You might ask yourself why I would want to attend all four and the answer is on the album, just as it was on Dave McGraw and Mandy Ferrarini's Maritime album, just as it was on Picture the Ocean's self-titled album. When I hear music this good, I can't afford to miss it for fear of it not happening again — within my lifetime, of course. Hey, I'm not getting any younger, you know?

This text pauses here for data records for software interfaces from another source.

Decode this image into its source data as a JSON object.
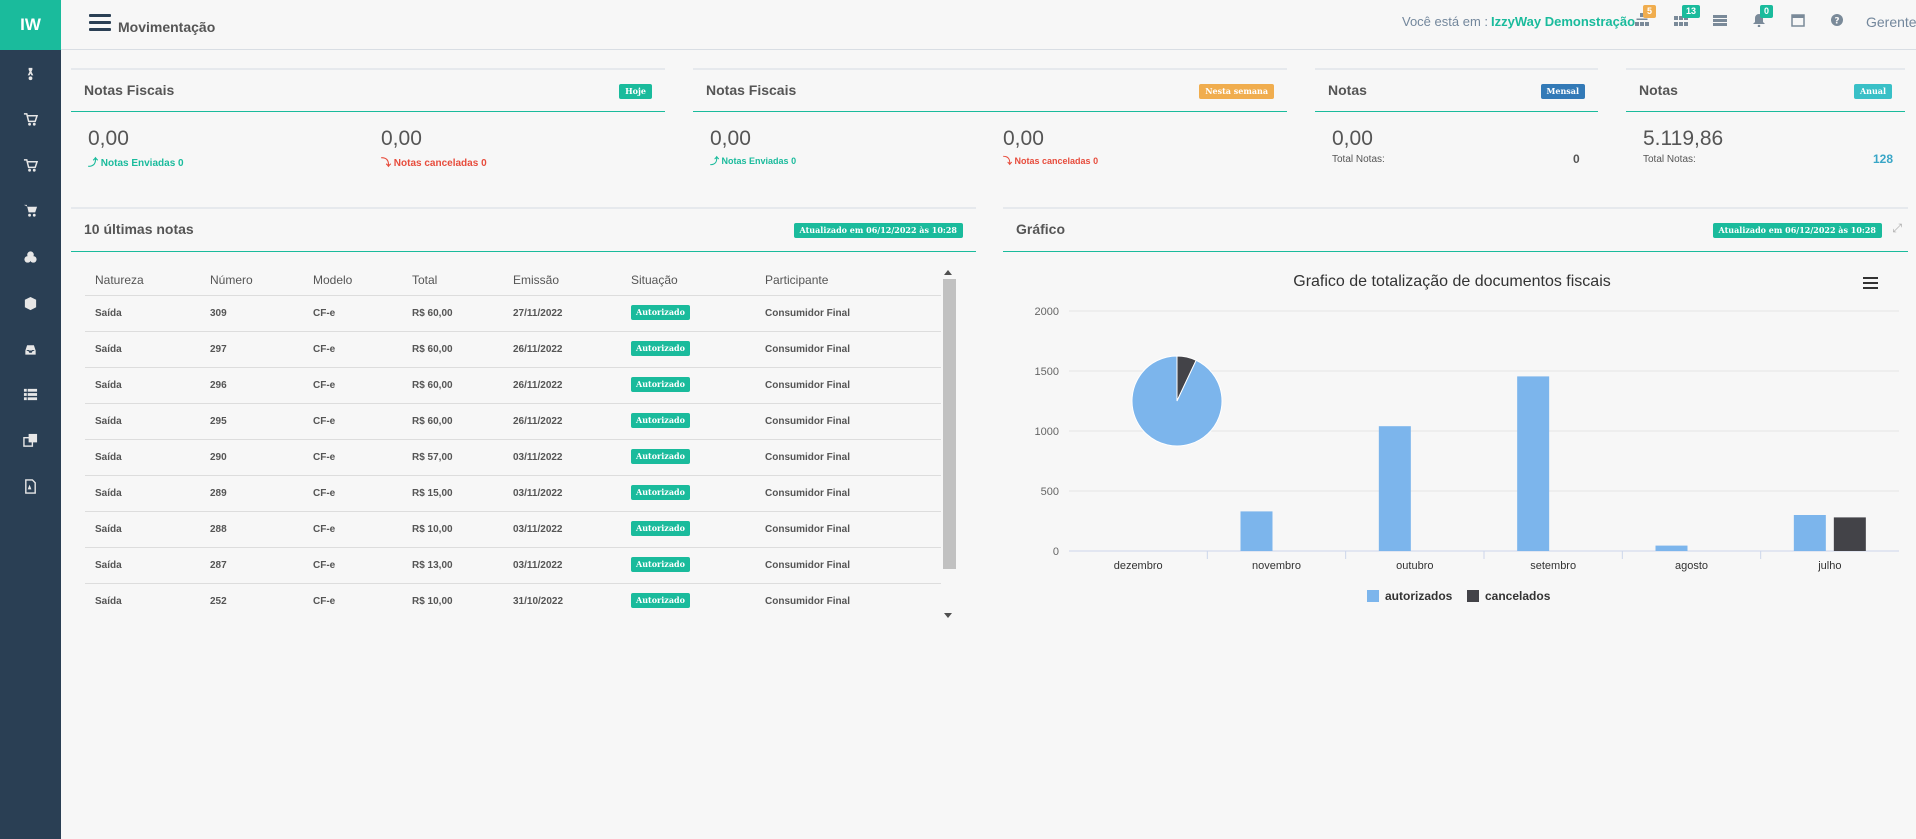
{
  "app": {
    "logo": "IW",
    "page_title": "Movimentação"
  },
  "sidebar": {
    "items": [
      {
        "icon": "bicycle-icon"
      },
      {
        "icon": "cart-icon"
      },
      {
        "icon": "cart-icon"
      },
      {
        "icon": "cart-icon"
      },
      {
        "icon": "cubes-icon"
      },
      {
        "icon": "cube-icon"
      },
      {
        "icon": "inbox-icon"
      },
      {
        "icon": "list-icon"
      },
      {
        "icon": "clone-icon"
      },
      {
        "icon": "file-pdf-icon"
      }
    ]
  },
  "header": {
    "location_prefix": "Você está em :",
    "company": "IzzyWay Demonstração",
    "badges": {
      "sitemap": "5",
      "grid": "13",
      "bell": "0"
    },
    "user": "Gerente"
  },
  "summary": [
    {
      "title": "Notas Fiscais",
      "period": "Hoje",
      "color": "#1abb9c",
      "sent_value": "0,00",
      "sent_label": "Notas Enviadas",
      "sent_count": "0",
      "cancel_value": "0,00",
      "cancel_label": "Notas canceladas",
      "cancel_count": "0"
    },
    {
      "title": "Notas Fiscais",
      "period": "Nesta semana",
      "color": "#f0ad4e",
      "sent_value": "0,00",
      "sent_label": "Notas Enviadas",
      "sent_count": "0",
      "cancel_value": "0,00",
      "cancel_label": "Notas canceladas",
      "cancel_count": "0"
    },
    {
      "title": "Notas",
      "period": "Mensal",
      "color": "#337ab7",
      "value": "0,00",
      "total_label": "Total Notas:",
      "total_count": "0"
    },
    {
      "title": "Notas",
      "period": "Anual",
      "color": "#39c0c7",
      "value": "5.119,86",
      "total_label": "Total Notas:",
      "total_count": "128"
    }
  ],
  "last_notes": {
    "title": "10 últimas notas",
    "updated": "Atualizado em 06/12/2022 às 10:28",
    "columns": [
      "Natureza",
      "Número",
      "Modelo",
      "Total",
      "Emissão",
      "Situação",
      "Participante"
    ],
    "rows": [
      [
        "Saída",
        "309",
        "CF-e",
        "R$ 60,00",
        "27/11/2022",
        "Autorizado",
        "Consumidor Final"
      ],
      [
        "Saída",
        "297",
        "CF-e",
        "R$ 60,00",
        "26/11/2022",
        "Autorizado",
        "Consumidor Final"
      ],
      [
        "Saída",
        "296",
        "CF-e",
        "R$ 60,00",
        "26/11/2022",
        "Autorizado",
        "Consumidor Final"
      ],
      [
        "Saída",
        "295",
        "CF-e",
        "R$ 60,00",
        "26/11/2022",
        "Autorizado",
        "Consumidor Final"
      ],
      [
        "Saída",
        "290",
        "CF-e",
        "R$ 57,00",
        "03/11/2022",
        "Autorizado",
        "Consumidor Final"
      ],
      [
        "Saída",
        "289",
        "CF-e",
        "R$ 15,00",
        "03/11/2022",
        "Autorizado",
        "Consumidor Final"
      ],
      [
        "Saída",
        "288",
        "CF-e",
        "R$ 10,00",
        "03/11/2022",
        "Autorizado",
        "Consumidor Final"
      ],
      [
        "Saída",
        "287",
        "CF-e",
        "R$ 13,00",
        "03/11/2022",
        "Autorizado",
        "Consumidor Final"
      ],
      [
        "Saída",
        "252",
        "CF-e",
        "R$ 10,00",
        "31/10/2022",
        "Autorizado",
        "Consumidor Final"
      ]
    ]
  },
  "chart_panel": {
    "title": "Gráfico",
    "updated": "Atualizado em 06/12/2022 às 10:28"
  },
  "chart_data": {
    "type": "bar",
    "title": "Grafico de totalização de documentos fiscais",
    "categories": [
      "dezembro",
      "novembro",
      "outubro",
      "setembro",
      "agosto",
      "julho"
    ],
    "series": [
      {
        "name": "autorizados",
        "color": "#7cb5ec",
        "values": [
          0,
          330,
          1040,
          1455,
          45,
          300
        ]
      },
      {
        "name": "cancelados",
        "color": "#434348",
        "values": [
          0,
          0,
          0,
          0,
          0,
          280
        ]
      }
    ],
    "ylim": [
      0,
      2000
    ],
    "yticks": [
      0,
      500,
      1000,
      1500,
      2000
    ],
    "grid": true,
    "legend": "bottom",
    "pie": {
      "slices": [
        {
          "name": "autorizados",
          "value": 93
        },
        {
          "name": "cancelados",
          "value": 7
        }
      ]
    }
  }
}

The first notes of the first track, “Peace of Mind,” had me convinced Cotter is something special. She has an honesty about her music that, to me, is quite disarming. The songs are smooth, laid out simply and forthrightly, and are downright refreshing. It's the lyrics that grabbed me, I thought at first, but on subsequent listens I found it was the combination of music and lyrics. I eventually found myself returning to an old favorite by Adrienne Young titled The Art of Virtue, pulling it out for a quick listen, and there it was — the honesty. No musical legerdemain, no gimmicks, no attempt to follow a trend. Just music the way it used to be made: organically.

There are roots all over the album and yet they do not interfere with the pure enjoyment of listening. These songs stand on their own without the bells and whistles that could easily have gotten in the way, the obvious inclusion of an instrument here or an attempt at over-the-top vocals. Whenever anything is obvious, I have found, it just doesn't sound right. To my ears, anyway.

I can hear Cotter now, singing any one of the songs on the new album, raising spirits with one song, calming them with another. Sweet and smooth. Just like Home On the River.

I recommend checking out Cotter's website for more information, especially regarding her touring schedule. I just have this feeling, you know?